AT&T Still Eyeing Cable Deals


Last Monday's AT&T Corp. analyst meeting came and
went with no big cable deals announced, but senior MSO executives insisted that talks are
ongoing about possible Internet and telephony projects involving operators and AT&T.

AT&T chairman Michael Armstrong has already pulled the
trigger on AT&T's purchase of Teleport Communications Group, which is mostly
owned by Tele-Communications Inc., Comcast Corp. and Cox Communications Inc. That deal,
signed just a couple of weeks before AT&T's long-planned analyst meeting, set
back talks between AT&T and TCI-controlled At Home Corp., parent company of
high-speed-data service @Home Network, one person involved in the talks said.

There were indications last week that AT&T was probably
talking with Time Warner Cable and U S West Media Group, as well as with At Home,
investors in which also include Comcast, Cox and Cablevision Systems Corp. 'I have
always assumed [that AT&T executives] were talking with all of the major cable online
players, and that they would make them the same offer,' Bear Stearns & Co.
telephone analyst William Deatherage said.

Armstrong did have several positive things to say about the
cable industry at last week's gathering of financial analysts in New York. Analysts
and an AT&T spokesman related the fact that he considered cable an increasingly viable
broadband option to tap consumer markets. And Armstrong said he was encouraged by cable

Deatherage thinks that cable deals are still in the works,
and that the question is not 'if,' but 'when' and 'how.'
Armstrong 'has talked favorably about the opportunities between AT&T and the
cable industry continually for the last month to six weeks,' the analyst said.

'Not only does he want to build the scale of his
Internet business as a strategic priority, but he still lacks an entry path to consumer
local services, which is also a strategic imperative, given the fact that he has about $25
billion in consumer long-distance revenue to protect. I think that it's a matter of
deciding how to structure a deal that's win-win,' Deatherage said.

One financial analyst, describing his reaction to the lack
of specific AT&T and TCI news last Monday, said, 'The silence was
deafening,' after receiving tips and rumors on the subject for the last two months.

But executives close to the talks, who described themselves
as being under 'a serious gag order,' said last week that AT&T's
negotiations with TCI are not endangered -- just slowed by routine processes.

What still remains shrouded are the specific contexts of
the two deals long rumored to be in the works between the long-distance giant and TCI.
Analysts are still expecting some sort of arrangement between AT&T and @Home, which is
controlled by TCI, as well as a deal between the two companies that will give AT&T a
telephony foothold in the local loop via TCI's cable drops.

The @Home deal may take the form of an investment or
AT&T fusing its WorldNet Internet service with @Home's network.

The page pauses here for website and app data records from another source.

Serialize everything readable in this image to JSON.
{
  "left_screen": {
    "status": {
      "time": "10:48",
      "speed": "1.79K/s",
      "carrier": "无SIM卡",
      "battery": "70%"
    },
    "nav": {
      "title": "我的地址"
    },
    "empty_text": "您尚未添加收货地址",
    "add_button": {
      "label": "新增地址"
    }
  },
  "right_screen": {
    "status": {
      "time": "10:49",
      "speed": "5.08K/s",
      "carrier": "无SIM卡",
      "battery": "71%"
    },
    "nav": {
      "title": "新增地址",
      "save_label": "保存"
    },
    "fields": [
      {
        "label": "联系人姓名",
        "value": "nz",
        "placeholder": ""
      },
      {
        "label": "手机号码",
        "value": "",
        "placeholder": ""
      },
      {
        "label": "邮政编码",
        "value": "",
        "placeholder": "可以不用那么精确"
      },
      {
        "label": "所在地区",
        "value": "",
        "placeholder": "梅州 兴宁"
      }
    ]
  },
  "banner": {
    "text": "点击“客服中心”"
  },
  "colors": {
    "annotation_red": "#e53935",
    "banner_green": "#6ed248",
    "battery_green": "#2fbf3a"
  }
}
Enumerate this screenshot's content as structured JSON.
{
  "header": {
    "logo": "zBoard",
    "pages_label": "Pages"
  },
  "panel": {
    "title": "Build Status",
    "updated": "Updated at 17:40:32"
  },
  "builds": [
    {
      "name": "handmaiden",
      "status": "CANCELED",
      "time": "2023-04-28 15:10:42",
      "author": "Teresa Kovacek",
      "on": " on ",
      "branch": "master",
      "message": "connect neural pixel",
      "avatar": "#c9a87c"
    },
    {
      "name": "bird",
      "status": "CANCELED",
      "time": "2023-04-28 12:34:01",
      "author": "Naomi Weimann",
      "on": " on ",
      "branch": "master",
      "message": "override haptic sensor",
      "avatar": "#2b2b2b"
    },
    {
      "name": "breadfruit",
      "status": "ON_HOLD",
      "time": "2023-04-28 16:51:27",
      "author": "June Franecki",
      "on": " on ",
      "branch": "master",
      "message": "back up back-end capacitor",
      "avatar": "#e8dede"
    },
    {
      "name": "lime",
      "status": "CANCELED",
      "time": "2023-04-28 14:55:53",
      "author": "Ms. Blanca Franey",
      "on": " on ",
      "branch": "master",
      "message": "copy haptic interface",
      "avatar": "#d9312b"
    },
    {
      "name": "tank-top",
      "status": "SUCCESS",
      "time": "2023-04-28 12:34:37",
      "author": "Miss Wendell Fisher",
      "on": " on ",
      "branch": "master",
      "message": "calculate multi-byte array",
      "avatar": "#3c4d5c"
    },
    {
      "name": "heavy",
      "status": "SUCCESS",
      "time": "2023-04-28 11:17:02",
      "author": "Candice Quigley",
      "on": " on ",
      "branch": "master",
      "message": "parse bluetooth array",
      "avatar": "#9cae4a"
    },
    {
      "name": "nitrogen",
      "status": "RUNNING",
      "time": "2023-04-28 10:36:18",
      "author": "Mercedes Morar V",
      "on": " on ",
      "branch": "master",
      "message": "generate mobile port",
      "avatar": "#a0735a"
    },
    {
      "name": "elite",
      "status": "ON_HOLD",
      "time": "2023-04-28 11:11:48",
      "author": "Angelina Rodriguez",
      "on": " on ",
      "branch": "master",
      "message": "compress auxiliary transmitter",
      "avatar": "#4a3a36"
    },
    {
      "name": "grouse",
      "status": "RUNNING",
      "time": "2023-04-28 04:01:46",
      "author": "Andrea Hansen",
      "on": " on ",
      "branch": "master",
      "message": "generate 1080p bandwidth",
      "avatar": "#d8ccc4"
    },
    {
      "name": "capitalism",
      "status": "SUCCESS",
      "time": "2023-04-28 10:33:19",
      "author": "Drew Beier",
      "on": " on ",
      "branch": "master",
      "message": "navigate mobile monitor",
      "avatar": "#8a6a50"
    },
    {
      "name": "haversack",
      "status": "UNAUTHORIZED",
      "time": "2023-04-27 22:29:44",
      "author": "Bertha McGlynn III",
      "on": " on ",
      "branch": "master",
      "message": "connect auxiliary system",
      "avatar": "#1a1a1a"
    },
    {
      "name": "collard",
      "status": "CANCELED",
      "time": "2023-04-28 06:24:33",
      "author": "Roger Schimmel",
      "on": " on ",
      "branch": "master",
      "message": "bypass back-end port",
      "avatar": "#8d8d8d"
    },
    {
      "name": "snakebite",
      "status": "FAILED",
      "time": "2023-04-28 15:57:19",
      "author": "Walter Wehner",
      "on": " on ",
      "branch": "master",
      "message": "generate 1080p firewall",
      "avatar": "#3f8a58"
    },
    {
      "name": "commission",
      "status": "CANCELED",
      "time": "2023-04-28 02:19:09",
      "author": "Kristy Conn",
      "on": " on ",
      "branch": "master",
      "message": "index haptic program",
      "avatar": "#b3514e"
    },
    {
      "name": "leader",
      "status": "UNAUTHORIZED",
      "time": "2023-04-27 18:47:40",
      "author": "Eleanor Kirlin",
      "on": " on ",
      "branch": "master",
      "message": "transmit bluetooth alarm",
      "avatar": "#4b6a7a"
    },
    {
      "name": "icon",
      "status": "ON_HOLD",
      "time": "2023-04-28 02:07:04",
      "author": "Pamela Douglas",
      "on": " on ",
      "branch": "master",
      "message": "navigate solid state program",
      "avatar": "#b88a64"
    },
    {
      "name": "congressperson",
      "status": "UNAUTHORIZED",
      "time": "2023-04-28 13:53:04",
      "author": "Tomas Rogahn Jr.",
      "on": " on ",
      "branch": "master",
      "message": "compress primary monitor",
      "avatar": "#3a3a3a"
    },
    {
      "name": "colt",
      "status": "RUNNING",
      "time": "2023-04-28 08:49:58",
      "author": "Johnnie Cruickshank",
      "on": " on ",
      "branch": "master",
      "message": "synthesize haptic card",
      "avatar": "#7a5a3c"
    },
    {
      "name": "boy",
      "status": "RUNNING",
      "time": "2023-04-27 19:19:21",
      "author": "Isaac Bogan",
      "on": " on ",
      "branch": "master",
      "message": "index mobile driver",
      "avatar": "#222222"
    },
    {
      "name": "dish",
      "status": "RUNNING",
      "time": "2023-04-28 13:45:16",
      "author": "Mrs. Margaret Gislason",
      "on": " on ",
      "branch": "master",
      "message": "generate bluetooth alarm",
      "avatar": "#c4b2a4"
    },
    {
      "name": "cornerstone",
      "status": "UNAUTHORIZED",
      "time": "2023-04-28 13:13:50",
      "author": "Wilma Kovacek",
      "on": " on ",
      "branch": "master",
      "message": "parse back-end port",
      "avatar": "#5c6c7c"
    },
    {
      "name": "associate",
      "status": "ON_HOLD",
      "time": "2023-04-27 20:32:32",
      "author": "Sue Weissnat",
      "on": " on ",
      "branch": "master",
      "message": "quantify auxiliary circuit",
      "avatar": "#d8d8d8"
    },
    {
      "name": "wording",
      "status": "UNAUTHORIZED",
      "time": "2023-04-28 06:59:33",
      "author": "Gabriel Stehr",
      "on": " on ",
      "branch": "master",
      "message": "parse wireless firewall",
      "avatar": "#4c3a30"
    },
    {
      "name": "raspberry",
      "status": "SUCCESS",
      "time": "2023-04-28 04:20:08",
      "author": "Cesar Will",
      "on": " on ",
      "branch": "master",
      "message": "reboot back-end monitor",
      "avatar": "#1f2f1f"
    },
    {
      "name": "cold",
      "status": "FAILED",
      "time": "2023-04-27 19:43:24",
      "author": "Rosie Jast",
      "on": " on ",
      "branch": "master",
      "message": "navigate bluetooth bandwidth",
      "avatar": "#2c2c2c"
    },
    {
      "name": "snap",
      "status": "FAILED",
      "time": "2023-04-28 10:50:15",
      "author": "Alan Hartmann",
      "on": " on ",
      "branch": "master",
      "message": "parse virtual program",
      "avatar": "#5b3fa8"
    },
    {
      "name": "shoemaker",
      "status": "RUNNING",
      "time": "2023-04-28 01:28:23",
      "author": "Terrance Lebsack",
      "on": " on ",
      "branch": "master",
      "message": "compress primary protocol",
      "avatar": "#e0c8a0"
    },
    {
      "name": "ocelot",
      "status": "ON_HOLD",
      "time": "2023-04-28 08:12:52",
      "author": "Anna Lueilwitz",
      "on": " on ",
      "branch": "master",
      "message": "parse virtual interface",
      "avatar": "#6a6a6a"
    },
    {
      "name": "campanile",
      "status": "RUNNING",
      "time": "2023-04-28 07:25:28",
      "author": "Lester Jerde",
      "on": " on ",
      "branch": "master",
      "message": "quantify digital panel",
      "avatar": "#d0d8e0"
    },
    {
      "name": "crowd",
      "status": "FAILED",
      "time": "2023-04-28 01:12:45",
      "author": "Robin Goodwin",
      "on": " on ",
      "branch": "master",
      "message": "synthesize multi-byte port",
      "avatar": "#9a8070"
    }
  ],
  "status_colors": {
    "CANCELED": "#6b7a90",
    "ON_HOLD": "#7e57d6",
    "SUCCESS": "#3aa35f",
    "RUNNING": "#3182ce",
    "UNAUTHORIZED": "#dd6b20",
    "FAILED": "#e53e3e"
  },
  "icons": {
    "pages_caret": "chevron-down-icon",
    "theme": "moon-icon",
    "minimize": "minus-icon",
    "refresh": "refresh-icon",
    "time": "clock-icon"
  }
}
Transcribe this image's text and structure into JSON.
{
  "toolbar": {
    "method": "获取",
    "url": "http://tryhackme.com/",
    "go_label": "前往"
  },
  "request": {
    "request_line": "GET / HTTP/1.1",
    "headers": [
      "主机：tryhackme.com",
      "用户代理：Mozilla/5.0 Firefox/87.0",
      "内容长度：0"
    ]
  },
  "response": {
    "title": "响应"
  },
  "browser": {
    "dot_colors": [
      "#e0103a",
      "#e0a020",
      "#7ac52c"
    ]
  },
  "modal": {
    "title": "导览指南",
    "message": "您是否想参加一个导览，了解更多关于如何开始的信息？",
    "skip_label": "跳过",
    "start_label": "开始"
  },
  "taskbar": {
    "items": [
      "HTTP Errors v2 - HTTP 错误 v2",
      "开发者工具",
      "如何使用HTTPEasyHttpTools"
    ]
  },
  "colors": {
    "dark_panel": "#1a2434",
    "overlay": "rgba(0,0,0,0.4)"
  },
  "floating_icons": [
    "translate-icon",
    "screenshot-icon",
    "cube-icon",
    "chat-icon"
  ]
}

The latter option
raises questions about the value of having two national high-speed backbones, which
'could be one reason why this didn't happen sooner,' said one industry
executive, who requested anonymity.

Another analyst also speculated that AT&T may be
conducting similar negotiations with the merging Road Runner/MediaOne Express service.

Here's what Armstrong did announce last Monday:

• A rollout of AT&T WorldNet Voice, which enables
Internet-protocol phone calls.

• A $1.6 billion cost-cutting target that means the
elimination of up to 18,000 jobs, a salary freeze and a management reshuffle

• A turbo-charge of its existing 40,000 miles of SONET
(synchronous optical network) plant by installing 80-wavelength 'dense-wave-division
multiplexors,' made by Lucent Technologies Inc. That move will let AT&T become
the first carrier to test and deploy a system that can carry more than 3 million calls on
a single SONET fiber, according to company officials.

• The addition of 20 more fiber rings to its existing
coast-to-coast network of 32 fiber rings; seven more high-capacity, 4ESS switches to its
existing web of 136 switches; and 200 more 'edge switches' for
data-communications traffic.